┏━━
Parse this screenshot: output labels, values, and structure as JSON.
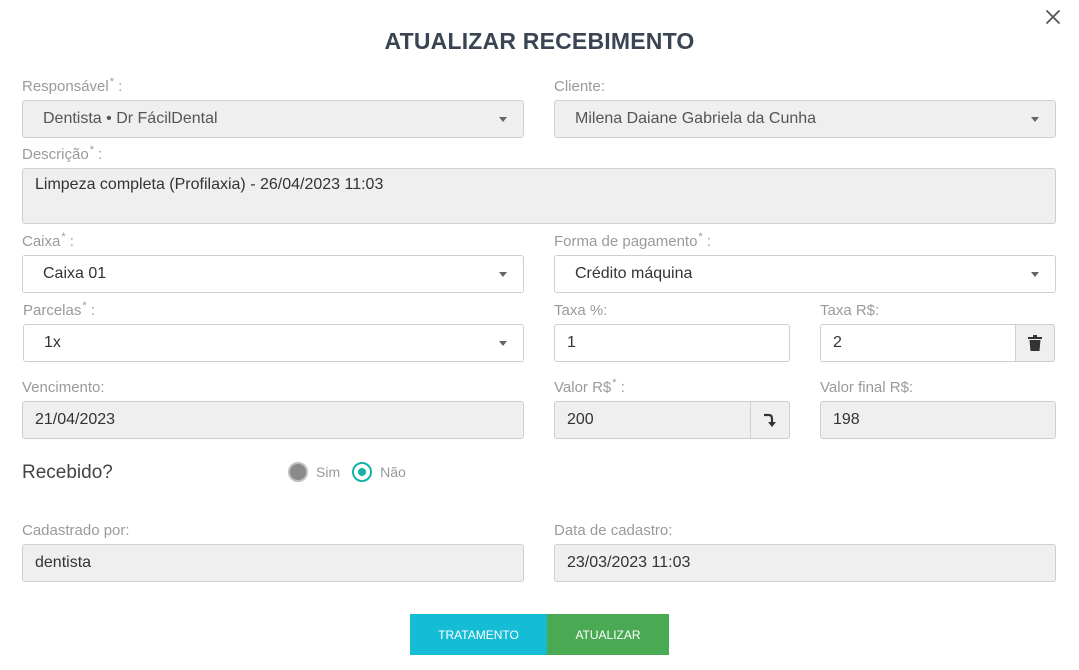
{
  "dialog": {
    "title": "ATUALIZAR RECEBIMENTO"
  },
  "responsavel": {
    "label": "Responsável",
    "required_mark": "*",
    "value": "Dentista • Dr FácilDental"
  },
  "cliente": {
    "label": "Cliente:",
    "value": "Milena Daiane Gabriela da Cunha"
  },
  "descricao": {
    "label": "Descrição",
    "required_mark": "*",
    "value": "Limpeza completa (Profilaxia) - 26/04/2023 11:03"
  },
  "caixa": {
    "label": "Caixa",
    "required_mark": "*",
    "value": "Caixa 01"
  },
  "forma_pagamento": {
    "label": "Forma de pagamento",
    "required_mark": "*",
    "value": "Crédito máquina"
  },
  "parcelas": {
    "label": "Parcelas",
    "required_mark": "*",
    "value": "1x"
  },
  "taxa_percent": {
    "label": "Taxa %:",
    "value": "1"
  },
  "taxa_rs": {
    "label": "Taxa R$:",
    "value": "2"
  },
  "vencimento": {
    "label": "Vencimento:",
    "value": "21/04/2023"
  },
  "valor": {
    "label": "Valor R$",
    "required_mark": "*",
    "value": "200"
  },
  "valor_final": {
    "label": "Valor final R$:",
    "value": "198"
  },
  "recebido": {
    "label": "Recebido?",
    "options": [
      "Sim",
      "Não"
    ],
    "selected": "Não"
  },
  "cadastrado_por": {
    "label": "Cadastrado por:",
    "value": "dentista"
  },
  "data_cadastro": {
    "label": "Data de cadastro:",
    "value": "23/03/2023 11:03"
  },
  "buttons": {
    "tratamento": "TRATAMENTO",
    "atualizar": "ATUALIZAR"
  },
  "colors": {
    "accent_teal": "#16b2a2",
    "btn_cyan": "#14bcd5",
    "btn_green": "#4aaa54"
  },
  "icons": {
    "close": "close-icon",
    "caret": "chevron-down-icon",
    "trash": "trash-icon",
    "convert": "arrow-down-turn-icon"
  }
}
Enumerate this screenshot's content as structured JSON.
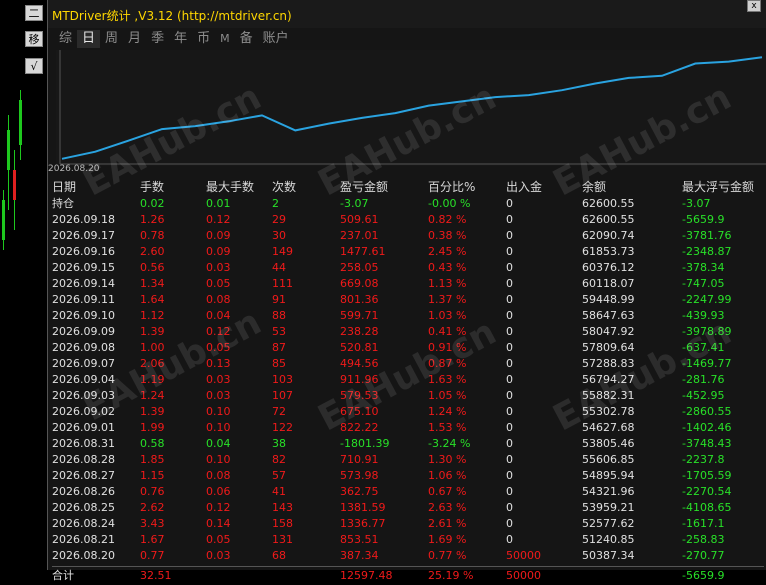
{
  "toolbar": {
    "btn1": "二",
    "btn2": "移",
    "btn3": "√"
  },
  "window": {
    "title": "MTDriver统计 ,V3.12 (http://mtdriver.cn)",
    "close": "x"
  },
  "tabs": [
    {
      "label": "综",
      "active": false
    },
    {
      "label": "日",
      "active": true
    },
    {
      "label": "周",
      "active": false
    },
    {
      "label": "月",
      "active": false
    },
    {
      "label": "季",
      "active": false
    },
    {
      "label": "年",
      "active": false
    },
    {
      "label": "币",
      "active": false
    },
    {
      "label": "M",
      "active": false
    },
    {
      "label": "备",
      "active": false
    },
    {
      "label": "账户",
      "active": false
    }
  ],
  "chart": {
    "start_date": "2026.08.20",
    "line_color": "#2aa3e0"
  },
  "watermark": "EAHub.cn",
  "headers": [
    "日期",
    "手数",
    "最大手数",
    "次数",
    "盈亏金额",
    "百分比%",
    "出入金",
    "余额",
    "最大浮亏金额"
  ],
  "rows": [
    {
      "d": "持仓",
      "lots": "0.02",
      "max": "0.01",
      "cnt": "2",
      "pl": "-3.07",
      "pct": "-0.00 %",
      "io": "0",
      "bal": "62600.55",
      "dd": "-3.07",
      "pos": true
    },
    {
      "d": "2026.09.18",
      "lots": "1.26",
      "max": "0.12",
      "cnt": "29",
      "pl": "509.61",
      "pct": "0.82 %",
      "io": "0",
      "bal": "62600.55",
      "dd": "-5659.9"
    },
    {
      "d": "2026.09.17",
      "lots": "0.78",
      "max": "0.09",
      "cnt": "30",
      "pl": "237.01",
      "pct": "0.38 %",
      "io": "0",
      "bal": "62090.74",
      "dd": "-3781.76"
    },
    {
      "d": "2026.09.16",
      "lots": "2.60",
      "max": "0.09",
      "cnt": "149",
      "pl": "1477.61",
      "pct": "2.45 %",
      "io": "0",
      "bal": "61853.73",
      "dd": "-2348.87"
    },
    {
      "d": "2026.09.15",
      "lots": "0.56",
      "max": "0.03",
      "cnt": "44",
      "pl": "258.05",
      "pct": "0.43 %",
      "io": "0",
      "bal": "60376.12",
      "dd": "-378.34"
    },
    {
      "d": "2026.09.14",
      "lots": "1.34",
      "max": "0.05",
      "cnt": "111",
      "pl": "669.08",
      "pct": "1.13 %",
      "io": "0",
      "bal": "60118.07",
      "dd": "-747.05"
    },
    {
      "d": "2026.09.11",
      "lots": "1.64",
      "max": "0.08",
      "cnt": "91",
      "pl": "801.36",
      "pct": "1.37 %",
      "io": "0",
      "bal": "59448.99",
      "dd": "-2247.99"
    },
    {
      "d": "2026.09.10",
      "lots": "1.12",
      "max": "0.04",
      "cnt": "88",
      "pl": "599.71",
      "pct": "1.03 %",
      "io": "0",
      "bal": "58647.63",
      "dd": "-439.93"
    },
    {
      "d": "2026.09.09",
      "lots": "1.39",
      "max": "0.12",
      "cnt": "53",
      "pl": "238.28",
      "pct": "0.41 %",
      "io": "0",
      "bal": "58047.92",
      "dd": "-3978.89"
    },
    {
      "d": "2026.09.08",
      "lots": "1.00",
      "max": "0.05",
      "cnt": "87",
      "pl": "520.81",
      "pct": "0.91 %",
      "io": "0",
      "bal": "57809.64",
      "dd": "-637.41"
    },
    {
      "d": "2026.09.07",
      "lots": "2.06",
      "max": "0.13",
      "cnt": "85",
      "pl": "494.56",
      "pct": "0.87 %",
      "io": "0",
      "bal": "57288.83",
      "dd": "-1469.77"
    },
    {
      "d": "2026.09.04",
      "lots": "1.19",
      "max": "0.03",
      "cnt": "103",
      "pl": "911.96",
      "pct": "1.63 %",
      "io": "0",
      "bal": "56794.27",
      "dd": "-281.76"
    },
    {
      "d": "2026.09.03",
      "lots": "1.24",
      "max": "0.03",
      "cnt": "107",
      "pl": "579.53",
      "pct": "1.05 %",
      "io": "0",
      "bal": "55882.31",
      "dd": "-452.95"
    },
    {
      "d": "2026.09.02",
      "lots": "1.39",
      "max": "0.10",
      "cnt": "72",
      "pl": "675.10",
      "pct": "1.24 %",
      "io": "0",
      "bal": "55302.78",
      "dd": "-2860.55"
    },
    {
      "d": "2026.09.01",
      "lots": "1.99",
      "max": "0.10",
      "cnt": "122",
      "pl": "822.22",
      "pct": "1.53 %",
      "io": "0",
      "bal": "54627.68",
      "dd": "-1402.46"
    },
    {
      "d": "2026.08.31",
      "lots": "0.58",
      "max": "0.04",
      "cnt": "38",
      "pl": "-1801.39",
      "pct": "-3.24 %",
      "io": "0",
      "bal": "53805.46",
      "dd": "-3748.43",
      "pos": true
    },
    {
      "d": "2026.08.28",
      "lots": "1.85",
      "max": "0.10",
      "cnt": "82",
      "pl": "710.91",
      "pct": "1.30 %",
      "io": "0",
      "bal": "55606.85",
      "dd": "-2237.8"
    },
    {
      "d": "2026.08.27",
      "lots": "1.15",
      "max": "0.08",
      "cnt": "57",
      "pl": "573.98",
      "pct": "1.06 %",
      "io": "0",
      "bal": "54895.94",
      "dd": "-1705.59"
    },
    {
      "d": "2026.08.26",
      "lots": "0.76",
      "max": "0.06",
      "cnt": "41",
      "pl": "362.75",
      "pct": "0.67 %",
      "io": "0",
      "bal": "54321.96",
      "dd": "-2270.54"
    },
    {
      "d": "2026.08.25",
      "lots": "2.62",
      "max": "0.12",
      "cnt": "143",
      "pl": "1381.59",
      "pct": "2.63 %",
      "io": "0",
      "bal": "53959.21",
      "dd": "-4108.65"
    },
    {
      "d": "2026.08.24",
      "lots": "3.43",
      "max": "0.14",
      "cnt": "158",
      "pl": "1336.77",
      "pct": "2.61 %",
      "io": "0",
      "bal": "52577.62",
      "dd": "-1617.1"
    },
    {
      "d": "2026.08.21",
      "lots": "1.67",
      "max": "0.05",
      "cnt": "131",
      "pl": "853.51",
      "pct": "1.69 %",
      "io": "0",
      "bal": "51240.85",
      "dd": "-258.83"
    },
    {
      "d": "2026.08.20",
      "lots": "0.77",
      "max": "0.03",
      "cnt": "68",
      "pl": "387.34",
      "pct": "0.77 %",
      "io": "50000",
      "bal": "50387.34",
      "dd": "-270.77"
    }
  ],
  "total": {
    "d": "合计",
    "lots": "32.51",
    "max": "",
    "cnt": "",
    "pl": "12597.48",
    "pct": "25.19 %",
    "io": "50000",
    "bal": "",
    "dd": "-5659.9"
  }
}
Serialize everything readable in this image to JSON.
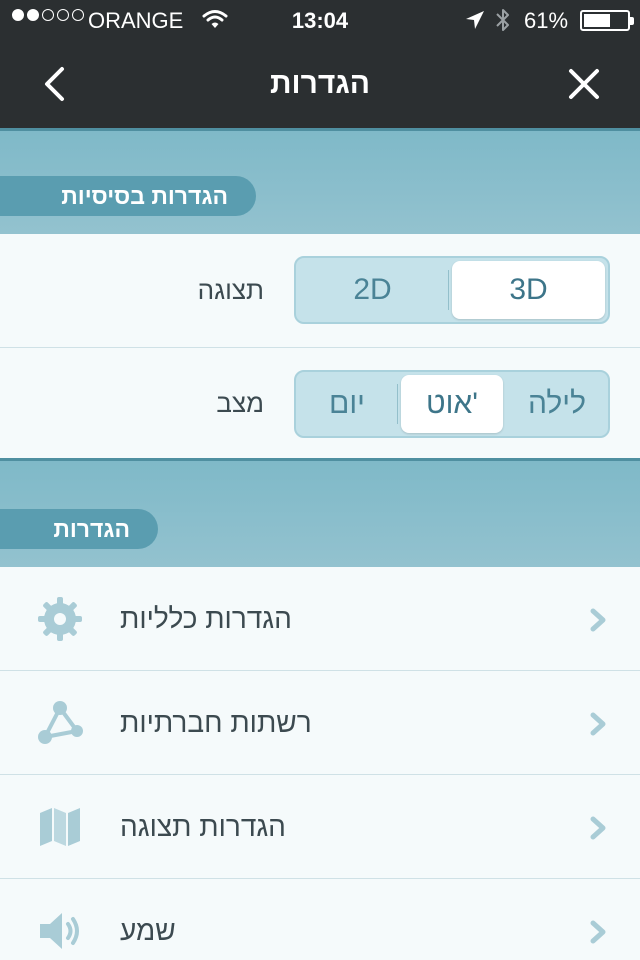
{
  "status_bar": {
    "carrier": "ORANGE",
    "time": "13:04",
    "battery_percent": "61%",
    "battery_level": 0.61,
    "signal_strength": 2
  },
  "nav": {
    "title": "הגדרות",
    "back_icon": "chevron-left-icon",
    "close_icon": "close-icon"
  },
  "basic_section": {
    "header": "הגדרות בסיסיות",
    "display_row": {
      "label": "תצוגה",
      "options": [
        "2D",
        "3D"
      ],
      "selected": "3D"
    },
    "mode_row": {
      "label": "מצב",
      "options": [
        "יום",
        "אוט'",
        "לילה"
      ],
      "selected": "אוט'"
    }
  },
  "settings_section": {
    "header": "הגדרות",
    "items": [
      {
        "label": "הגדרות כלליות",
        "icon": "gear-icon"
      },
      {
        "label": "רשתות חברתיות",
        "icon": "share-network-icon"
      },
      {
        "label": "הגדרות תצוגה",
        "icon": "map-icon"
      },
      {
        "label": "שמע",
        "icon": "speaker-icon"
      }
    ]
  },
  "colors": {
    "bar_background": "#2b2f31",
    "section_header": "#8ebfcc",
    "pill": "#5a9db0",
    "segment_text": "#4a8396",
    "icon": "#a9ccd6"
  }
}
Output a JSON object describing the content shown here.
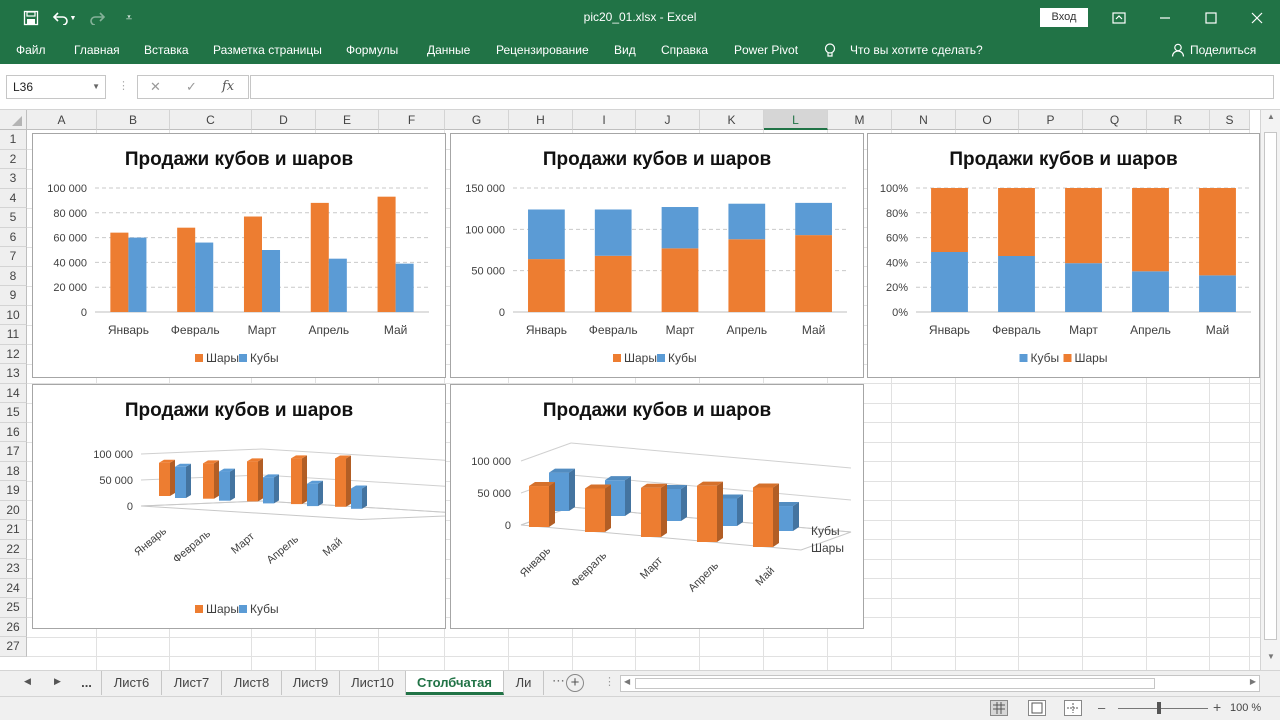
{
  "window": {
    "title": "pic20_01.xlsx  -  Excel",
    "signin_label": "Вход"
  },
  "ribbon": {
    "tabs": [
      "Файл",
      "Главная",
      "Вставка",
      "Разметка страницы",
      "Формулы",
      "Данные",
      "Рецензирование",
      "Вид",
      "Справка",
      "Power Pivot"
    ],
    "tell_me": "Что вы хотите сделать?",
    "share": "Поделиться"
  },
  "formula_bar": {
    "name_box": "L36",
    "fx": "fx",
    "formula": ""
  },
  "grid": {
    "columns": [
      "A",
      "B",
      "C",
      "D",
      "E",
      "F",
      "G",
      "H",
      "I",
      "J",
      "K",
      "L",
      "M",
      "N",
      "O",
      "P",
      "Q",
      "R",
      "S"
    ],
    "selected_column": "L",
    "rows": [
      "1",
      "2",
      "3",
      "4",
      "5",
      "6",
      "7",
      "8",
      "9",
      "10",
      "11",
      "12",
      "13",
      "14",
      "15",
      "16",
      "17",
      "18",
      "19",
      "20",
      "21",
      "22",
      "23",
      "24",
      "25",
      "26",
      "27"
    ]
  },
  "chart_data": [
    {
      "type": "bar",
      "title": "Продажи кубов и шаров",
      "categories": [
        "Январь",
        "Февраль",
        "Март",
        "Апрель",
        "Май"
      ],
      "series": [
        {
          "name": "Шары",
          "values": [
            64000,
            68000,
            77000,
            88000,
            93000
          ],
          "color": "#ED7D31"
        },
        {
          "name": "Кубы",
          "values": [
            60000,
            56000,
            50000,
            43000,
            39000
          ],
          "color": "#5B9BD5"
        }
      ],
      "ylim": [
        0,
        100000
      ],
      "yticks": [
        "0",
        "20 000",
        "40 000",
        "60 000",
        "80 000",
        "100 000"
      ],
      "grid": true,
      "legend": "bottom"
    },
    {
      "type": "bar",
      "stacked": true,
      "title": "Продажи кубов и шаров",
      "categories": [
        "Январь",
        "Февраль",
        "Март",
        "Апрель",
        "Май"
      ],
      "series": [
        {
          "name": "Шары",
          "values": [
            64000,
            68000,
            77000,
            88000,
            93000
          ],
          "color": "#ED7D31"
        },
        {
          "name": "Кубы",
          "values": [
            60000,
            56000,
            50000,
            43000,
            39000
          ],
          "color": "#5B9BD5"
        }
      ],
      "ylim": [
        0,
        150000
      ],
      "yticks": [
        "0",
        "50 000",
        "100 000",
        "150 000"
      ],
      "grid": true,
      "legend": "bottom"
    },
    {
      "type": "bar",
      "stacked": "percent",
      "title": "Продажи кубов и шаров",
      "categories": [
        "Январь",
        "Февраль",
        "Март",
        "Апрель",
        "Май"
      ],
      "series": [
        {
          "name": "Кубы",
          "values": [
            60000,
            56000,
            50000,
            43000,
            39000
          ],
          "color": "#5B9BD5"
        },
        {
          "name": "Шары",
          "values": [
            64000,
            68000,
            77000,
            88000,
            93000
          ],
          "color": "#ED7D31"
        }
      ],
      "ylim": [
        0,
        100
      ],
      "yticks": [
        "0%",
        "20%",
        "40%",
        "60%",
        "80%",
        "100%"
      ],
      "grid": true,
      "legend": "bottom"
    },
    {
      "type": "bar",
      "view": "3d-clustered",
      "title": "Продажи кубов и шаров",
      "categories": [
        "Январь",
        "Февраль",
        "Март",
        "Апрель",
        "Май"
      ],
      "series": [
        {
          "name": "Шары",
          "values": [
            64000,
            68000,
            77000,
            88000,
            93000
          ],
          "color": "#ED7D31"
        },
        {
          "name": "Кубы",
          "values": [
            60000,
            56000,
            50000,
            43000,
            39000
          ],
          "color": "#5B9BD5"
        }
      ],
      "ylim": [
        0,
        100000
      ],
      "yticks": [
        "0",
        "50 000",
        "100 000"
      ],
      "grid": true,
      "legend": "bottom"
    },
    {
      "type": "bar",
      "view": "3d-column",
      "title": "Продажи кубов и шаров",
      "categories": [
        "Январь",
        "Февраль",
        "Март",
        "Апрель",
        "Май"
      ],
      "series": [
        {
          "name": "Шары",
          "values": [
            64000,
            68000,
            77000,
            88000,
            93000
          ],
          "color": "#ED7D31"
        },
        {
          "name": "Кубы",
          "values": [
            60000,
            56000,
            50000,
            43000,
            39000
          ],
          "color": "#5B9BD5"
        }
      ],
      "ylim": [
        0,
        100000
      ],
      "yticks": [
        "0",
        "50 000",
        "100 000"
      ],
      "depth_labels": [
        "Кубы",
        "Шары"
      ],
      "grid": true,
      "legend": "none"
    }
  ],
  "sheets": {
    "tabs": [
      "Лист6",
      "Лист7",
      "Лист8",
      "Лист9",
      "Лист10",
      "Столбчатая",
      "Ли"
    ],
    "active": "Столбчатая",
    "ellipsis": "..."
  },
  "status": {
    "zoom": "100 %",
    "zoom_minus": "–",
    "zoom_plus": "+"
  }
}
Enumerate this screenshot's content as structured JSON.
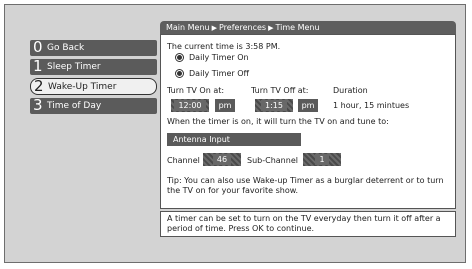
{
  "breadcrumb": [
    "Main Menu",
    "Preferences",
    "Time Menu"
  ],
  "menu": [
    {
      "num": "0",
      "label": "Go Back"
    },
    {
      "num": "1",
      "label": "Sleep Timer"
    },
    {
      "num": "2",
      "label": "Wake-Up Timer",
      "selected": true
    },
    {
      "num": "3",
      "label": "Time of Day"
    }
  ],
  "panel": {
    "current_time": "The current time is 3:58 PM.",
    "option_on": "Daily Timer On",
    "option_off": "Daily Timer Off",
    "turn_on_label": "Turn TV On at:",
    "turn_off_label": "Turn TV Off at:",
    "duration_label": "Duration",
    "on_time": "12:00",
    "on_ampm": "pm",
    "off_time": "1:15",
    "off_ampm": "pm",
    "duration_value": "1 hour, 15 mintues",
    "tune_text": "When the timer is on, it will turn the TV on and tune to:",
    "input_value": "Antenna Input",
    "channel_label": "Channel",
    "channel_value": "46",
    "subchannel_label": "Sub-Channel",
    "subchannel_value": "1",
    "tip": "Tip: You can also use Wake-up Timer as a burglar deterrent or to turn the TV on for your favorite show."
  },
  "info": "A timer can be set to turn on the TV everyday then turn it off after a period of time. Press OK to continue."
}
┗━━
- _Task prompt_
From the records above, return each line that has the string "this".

- _Written answer_
Parse this screenshot: output labels, values, and structure as JSON.
Enumerate this screenshot's content as structured JSON.
Serialize everything readable in this image to JSON.
Enumerate this screenshot's content as structured JSON.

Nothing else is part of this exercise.